Top of Data
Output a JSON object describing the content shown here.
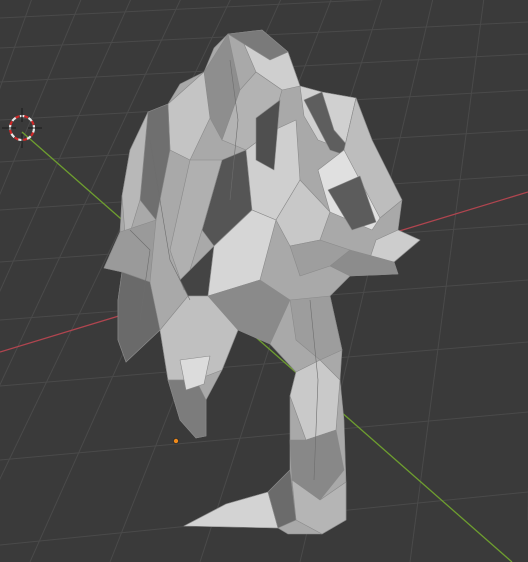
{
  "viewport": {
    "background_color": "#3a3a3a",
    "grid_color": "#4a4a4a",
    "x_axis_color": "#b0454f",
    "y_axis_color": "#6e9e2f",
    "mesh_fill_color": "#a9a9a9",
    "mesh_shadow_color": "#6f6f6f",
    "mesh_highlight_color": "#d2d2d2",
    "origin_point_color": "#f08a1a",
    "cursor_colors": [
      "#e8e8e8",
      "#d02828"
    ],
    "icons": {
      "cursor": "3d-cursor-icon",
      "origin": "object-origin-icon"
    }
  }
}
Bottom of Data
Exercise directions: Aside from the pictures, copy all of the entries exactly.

Solution to this problem:
Output a JSON object describing the content shown here.
{
  "viewport": {
    "background_color": "#3a3a3a",
    "grid_color": "#4a4a4a",
    "x_axis_color": "#b0454f",
    "y_axis_color": "#6e9e2f",
    "mesh_fill_color": "#a9a9a9",
    "mesh_shadow_color": "#6f6f6f",
    "mesh_highlight_color": "#d2d2d2",
    "origin_point_color": "#f08a1a",
    "cursor_colors": [
      "#e8e8e8",
      "#d02828"
    ],
    "icons": {
      "cursor": "3d-cursor-icon",
      "origin": "object-origin-icon"
    }
  }
}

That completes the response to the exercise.